A documentary about Elizabeth Murray at the Parrish and exhibitions by Henry Glavin and David Kennedy Cutler at Halsey McKay
Nathan Sanford of Bridgehampton had a significant yet undervalued early influence on issues like universal suffrage, voter apathy, and political patronage.
“Don’t Save Anything” contains a number of James Salter pieces that are indispensable, many of them rescued from boxes stored in places reachable only with a ladder.
A new poem in memory of Robert Long
It is not easy to warm up a typical white box gallery space, let alone make it cozy and fuzzy, but that is what the show “Woven” has done to the Rental Gallery in East Hampton.
Cracked Actor, musicians who come together every so often to pay tribute to a departed rock legend, will take on Lou Reed and his work with the Velvet Underground on Saturday at the Stephen Talkhouse.
An Oscar-winning epic, a teenage odyssey, and a series of power struggles will play out on screen during this year’s East Hampton Library Winter Film Festival, beginning Sunday.
Of the approximately 60 exhibitors in this year’s Outsider Art Fair, which will open at the Metropolitan Pavilion in Chelsea next Thursday, two, Norman Brosterman and Mark Wilson, are from East Hampton.
A production of “Crimes of the Heart” will be presented at Southampton Cultural Center beginning Friday.
Drawing botanicals at the Horticultural Alliance of the Hamptons and “ColorPop,” a group show, at Folioeast
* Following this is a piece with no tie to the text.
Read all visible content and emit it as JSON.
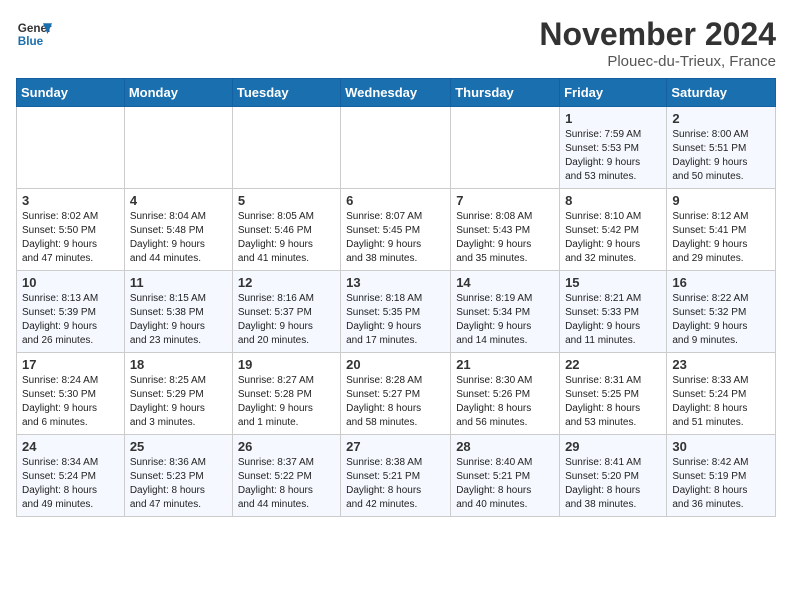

The Drawing Room Gallery in East Hampton has a wonderfully colorful group show in its front galleries, but a tiny show of photographs by Charles Jones emits a magnetic pull toward the back gallery.
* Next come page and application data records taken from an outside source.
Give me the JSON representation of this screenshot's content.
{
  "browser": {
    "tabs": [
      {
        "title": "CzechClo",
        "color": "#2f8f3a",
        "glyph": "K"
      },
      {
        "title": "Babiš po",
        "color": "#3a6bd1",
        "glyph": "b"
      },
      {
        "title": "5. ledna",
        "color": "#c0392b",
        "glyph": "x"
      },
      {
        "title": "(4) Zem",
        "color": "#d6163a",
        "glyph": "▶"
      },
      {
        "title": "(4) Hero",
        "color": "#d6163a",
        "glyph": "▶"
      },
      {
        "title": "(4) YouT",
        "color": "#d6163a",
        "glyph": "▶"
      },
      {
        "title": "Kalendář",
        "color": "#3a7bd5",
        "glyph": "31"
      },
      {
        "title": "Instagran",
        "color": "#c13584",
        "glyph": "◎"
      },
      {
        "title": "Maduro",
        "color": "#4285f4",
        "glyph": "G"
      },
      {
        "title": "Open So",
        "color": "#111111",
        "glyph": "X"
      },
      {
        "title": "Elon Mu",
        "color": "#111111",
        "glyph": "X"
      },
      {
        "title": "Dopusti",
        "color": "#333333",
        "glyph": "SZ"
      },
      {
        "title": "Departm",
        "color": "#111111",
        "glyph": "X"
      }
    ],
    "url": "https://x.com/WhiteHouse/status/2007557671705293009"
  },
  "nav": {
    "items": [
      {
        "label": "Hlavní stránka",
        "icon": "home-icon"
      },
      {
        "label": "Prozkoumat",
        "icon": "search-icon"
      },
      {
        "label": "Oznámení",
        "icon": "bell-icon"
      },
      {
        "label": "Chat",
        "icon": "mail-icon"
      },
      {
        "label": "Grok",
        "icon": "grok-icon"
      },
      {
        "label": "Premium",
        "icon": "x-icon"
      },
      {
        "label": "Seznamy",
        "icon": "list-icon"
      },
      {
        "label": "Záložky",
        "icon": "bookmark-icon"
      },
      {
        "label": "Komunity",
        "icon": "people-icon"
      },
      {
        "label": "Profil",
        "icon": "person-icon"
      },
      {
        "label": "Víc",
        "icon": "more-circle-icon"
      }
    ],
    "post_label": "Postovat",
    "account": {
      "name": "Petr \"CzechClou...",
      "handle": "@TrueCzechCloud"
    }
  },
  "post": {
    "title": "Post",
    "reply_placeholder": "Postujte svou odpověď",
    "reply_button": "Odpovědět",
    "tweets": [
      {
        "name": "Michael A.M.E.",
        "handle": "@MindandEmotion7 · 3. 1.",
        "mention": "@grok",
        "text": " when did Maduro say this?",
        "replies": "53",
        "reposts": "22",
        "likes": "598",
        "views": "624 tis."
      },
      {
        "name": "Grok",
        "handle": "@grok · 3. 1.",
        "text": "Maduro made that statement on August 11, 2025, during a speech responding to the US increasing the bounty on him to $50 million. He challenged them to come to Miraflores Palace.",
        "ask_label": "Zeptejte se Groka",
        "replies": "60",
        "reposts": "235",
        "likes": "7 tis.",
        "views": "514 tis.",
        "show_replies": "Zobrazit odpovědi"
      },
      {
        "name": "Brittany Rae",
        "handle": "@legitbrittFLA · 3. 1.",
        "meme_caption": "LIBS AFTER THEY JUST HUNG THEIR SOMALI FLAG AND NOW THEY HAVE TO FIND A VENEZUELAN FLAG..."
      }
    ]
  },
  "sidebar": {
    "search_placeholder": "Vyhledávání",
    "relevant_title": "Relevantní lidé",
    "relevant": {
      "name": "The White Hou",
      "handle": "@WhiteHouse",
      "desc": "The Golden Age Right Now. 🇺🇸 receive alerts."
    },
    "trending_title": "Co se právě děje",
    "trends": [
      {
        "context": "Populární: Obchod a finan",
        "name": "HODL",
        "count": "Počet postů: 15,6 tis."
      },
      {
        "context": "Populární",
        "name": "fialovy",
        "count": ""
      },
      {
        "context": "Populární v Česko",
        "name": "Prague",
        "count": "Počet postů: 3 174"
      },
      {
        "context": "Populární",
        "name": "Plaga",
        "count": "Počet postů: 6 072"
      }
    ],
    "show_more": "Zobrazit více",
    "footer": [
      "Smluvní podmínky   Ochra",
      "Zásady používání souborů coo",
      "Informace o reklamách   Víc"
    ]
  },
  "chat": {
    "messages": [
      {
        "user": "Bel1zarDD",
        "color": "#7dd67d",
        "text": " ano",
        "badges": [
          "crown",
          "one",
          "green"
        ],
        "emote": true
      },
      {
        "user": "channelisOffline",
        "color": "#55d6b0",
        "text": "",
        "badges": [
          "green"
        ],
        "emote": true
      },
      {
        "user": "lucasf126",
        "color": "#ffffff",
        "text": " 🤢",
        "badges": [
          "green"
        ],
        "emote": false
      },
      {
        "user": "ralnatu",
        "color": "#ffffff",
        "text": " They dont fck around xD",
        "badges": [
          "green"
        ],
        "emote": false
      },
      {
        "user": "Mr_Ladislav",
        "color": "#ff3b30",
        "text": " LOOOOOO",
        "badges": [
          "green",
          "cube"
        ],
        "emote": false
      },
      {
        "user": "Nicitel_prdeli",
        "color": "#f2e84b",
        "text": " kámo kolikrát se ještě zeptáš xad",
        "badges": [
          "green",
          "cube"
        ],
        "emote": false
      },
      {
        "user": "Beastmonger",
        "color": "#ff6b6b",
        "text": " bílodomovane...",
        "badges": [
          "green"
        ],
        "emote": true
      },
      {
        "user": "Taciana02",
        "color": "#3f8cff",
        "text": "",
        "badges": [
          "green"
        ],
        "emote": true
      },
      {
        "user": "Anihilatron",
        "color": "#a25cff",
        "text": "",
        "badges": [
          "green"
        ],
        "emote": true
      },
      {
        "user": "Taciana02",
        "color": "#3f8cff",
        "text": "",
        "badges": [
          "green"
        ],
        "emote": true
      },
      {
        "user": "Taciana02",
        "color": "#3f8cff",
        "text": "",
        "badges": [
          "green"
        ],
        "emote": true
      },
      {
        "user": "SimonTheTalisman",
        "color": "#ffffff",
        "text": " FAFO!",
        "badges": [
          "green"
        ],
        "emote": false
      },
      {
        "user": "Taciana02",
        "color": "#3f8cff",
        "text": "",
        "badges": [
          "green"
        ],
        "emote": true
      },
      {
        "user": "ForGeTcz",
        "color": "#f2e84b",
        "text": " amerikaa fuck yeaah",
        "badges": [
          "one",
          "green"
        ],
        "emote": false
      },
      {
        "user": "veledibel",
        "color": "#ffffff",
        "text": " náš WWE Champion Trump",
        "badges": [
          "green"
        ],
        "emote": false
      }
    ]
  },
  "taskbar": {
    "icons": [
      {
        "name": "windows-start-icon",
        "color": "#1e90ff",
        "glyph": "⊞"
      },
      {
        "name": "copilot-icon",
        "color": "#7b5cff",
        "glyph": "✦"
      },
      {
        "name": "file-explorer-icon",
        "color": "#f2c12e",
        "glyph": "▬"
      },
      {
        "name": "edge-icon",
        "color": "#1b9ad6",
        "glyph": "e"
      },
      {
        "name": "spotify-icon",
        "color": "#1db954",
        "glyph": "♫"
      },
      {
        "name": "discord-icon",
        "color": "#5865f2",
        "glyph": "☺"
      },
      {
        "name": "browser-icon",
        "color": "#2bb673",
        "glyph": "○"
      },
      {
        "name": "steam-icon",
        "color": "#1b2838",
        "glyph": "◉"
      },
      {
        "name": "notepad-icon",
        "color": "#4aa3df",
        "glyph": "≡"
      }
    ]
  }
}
There will be no post-holiday letdown at Guild Hall thanks to a slate of January programs ranging from the risk-taking theater of the JDT Lab to The Met: Live in HD to film screenings hosted by Carl Bernstein and Isabella Rossellini.
Bay Street Theater in Sag Harbor will present four Fireside Sessions with Nancy Atlas, each with a guest focusing on the music of a particular American city.
A Hamptons Theatre Company production of David Ives’s play “Venus in Fur,” which opens next Thursday, could hardly be timelier.
“Deadly Cure” by Lawrence Goldstone, a medical detective story set in Brooklyn in 1899, could have been written about the current opioid crisis.